Figure 1. My mungbeans right before harvest time
This greatly differed from what we had been taught all through uni by the soil department, as they had explained to us that more-or-less ploughing is evil and must be avoided at all costs. Now, a farmer ploughing their fields isn’t exactly strange, but the pedologists among you can point out that ploughing is an extremely effective way of getting rid of any residual soil moisture. So I was perplexed at the amount of it going on around me. When I eventually reached Battambang and the plots where we were to be having the trials, this perplexity came to the fore when I was told that the plough is in the process of making its third run just this week through one of the trial plots we were to be using for our experiment. When I asked why, I received a look like I’d just asked why one has to drink water or eat food, and so, the ploughing continued.
Later that day I asked my research supervisor why everyone ploughs so much here and they don’t back home in Australia. “Its just something farmers do here” he replied. He went on to explain that really some light cultivation is necessary to break up the heavy clay topsoils that dominate the region and prepare the seedbed, but generally far too much is done. In the end, we ended up having to irrigate the plot that copped all the ploughing, and found another plot across town that had so far avoided the ‘end of rice harvest ploughing bonanza’. So the trial is coming along well and we are collecting some great data.
Figure 2. Having a crack at a bit of seedbed preparation through very light cultivation
Yet this whole ploughing obsession really highlights a point that I have come across quite a number of times in my (so far, limited) experience with international agricultural development. A handful of small, cultural practice modifications, which are well-documented no-nos in the developed world such as conventional tillage, can make a huge difference in the end to those people who end up feeding the majority of the global population, smallholder farmers. In this case promoting a conservation tillage program over conventional tillage could improve the soil structure and overall soil health, which would help to restore some fertility to the soil. We don’t need to re-invent the wheel, the wheel already exists, and folks are using the wheel all around the world. It is really up to the oft forgotten, but indispensable, extension officer to help bring this new, fancy wheel technology to the farmers in a way that makes sense.

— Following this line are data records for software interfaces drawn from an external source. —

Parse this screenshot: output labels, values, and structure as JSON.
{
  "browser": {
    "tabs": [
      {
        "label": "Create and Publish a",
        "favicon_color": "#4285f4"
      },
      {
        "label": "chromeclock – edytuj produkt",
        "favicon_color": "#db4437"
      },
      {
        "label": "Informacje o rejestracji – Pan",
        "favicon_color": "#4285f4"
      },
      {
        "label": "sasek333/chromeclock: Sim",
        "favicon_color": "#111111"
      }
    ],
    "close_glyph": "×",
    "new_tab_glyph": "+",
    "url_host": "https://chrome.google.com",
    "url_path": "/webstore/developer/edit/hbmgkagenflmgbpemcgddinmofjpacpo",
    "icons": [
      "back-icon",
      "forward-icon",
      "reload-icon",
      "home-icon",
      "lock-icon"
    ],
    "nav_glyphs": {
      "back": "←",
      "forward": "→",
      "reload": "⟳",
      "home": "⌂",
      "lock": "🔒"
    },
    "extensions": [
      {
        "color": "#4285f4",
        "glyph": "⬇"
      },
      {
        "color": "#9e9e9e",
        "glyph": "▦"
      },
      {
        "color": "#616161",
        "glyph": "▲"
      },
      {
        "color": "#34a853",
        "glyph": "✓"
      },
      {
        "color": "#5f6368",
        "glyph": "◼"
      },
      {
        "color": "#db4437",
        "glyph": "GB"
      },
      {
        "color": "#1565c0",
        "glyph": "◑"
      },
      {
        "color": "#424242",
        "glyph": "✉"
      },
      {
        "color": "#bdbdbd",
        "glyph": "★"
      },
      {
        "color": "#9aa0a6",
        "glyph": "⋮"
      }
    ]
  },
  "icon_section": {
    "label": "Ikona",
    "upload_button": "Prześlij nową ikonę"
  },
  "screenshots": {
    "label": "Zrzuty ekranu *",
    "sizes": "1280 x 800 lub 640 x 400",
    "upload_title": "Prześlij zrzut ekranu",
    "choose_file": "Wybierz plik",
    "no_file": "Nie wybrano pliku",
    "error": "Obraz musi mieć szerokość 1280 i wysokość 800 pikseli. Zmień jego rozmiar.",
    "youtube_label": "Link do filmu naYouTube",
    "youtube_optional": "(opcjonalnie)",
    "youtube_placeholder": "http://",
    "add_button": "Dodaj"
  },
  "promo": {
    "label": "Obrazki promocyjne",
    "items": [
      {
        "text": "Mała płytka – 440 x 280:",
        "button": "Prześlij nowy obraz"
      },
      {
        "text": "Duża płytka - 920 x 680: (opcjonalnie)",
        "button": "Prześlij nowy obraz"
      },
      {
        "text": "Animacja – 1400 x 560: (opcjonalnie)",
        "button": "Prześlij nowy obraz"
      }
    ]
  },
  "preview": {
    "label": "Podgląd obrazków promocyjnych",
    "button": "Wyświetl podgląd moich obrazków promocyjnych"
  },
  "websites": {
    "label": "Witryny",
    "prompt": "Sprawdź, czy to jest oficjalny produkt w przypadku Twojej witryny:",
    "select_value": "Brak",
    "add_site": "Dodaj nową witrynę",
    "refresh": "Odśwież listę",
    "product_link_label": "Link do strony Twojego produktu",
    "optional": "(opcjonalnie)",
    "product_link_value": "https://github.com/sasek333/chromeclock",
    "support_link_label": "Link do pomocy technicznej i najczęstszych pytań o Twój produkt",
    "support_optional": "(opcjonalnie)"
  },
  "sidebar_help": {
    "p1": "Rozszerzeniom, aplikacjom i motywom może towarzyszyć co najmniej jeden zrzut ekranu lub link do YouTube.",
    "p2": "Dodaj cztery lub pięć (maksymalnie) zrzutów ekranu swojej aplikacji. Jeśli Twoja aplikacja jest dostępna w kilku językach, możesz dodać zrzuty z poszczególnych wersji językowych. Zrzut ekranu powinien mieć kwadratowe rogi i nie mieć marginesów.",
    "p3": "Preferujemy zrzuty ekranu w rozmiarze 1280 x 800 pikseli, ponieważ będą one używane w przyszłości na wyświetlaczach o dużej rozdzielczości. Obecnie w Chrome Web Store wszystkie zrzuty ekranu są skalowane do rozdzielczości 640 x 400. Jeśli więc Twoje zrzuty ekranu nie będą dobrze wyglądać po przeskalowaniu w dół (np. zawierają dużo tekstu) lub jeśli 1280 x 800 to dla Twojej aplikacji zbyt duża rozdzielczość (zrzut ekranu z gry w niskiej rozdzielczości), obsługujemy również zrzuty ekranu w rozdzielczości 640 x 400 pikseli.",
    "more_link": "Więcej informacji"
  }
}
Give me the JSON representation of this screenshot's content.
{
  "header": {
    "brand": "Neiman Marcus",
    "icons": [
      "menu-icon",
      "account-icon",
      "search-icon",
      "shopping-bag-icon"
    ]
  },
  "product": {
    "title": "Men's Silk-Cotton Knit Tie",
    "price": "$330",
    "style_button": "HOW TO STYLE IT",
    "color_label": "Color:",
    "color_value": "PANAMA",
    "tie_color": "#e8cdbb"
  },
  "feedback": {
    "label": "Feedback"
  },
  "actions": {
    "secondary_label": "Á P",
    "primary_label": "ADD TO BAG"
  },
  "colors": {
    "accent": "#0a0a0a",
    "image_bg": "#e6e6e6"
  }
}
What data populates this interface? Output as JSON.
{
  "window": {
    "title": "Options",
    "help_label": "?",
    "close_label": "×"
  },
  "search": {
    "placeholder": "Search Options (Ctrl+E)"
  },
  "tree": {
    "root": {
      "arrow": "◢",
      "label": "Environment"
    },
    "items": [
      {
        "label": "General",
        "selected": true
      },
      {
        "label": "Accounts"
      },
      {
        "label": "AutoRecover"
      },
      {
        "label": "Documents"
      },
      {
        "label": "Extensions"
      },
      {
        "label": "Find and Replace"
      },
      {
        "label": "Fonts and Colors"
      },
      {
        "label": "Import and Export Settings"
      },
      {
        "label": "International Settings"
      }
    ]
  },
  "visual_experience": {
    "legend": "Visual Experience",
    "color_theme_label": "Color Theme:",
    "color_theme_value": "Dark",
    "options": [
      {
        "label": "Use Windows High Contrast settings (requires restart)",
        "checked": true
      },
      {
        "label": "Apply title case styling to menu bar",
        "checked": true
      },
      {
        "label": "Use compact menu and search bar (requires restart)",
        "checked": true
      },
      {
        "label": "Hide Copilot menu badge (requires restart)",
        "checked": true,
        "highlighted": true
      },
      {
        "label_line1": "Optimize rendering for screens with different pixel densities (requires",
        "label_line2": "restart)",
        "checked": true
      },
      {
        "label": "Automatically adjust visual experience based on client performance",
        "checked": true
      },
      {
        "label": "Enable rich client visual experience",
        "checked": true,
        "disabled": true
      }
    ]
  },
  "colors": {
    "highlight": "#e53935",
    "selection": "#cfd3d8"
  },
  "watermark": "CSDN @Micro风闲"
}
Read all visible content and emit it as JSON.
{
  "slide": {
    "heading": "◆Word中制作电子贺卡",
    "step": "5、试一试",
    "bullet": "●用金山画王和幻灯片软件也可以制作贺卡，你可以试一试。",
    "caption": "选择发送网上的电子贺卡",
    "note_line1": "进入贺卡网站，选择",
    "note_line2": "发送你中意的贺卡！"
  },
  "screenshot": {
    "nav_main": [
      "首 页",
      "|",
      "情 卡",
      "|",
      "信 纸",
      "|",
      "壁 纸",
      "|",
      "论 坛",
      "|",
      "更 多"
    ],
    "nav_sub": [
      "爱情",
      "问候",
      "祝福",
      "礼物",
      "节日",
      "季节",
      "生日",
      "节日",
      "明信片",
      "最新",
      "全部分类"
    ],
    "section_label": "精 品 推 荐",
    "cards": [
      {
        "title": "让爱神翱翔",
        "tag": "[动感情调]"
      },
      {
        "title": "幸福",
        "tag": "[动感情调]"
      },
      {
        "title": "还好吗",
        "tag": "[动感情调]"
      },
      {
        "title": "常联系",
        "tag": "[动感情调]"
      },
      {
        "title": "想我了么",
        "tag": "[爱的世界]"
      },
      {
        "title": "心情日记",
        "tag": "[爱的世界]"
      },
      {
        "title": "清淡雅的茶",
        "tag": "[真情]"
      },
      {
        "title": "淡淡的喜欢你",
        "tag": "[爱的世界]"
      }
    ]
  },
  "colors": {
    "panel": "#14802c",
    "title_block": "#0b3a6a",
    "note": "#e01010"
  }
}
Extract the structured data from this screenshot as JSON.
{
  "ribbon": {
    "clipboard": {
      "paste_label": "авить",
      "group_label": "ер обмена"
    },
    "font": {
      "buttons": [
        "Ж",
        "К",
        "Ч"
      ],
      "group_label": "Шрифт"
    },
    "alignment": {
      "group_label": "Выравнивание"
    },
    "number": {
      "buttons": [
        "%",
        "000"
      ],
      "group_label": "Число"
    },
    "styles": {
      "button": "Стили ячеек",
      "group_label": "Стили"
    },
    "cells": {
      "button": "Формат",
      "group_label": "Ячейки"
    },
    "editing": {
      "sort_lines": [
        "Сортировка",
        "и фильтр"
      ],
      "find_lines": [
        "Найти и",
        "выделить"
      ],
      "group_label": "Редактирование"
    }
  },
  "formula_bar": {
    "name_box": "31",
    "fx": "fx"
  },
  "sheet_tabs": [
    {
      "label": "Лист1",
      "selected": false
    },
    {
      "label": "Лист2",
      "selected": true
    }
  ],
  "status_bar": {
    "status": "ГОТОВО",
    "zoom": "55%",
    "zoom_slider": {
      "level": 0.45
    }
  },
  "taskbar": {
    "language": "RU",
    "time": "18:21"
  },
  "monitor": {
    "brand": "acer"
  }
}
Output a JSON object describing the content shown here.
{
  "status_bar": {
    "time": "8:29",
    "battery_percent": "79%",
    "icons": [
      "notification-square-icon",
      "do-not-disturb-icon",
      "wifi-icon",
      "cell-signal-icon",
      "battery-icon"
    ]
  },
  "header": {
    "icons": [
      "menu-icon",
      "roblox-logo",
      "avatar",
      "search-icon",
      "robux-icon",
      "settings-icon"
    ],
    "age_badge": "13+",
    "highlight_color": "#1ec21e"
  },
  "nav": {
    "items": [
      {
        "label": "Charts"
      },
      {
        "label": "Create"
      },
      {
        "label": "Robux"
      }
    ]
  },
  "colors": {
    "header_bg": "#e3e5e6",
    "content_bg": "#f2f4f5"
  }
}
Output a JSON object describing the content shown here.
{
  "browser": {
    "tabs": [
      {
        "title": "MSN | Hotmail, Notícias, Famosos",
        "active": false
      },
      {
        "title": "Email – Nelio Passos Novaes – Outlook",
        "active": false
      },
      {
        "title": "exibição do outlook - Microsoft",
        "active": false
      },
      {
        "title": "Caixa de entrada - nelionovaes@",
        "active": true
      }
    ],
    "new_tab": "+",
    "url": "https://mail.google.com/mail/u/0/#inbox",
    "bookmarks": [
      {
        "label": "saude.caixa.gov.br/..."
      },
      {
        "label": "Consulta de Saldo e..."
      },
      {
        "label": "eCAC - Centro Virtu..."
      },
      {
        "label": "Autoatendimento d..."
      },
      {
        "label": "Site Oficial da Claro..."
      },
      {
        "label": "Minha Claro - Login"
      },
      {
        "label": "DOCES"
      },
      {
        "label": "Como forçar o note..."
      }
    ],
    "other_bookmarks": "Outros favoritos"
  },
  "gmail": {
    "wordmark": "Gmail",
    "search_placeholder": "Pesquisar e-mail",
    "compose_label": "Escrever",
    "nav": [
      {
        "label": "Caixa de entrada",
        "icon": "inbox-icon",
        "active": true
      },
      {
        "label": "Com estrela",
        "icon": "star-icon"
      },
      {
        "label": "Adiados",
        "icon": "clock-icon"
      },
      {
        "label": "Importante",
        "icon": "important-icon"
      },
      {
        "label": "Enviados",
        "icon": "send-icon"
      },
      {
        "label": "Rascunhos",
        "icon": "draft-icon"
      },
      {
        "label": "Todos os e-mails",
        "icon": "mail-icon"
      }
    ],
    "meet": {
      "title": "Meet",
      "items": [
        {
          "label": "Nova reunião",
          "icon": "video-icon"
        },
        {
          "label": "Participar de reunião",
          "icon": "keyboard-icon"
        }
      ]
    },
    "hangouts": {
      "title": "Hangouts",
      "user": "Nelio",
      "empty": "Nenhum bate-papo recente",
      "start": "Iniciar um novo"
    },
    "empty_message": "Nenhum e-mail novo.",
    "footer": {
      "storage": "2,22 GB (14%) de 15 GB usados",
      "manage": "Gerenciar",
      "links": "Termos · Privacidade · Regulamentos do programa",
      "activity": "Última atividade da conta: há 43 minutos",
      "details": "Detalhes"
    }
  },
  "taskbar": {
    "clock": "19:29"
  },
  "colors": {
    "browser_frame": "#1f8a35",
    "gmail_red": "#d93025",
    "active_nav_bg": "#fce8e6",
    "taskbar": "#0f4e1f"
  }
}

Farmers can’t be blamed for not using a technology, or in my case, ploughing too much, when they haven’t had the opportunity to learn why they shouldn’t, or why they should, and make the informed decision themselves. With food security storm clouds looming ominously just over the horizon, investing in and empowering smallholder farmers can have a huge impact on the food production ecosystem and rising to meet the challenge of feeding 9 billion people by 2050. This isn’t even touching on the obvious societal benefits to a more food secure world. Basically what I’m trying to say is that it’s not going to take some radical new practice or technology to feed the ever-growing population. It could start with something as easy and simple as leaving the plough in the shed once in a while.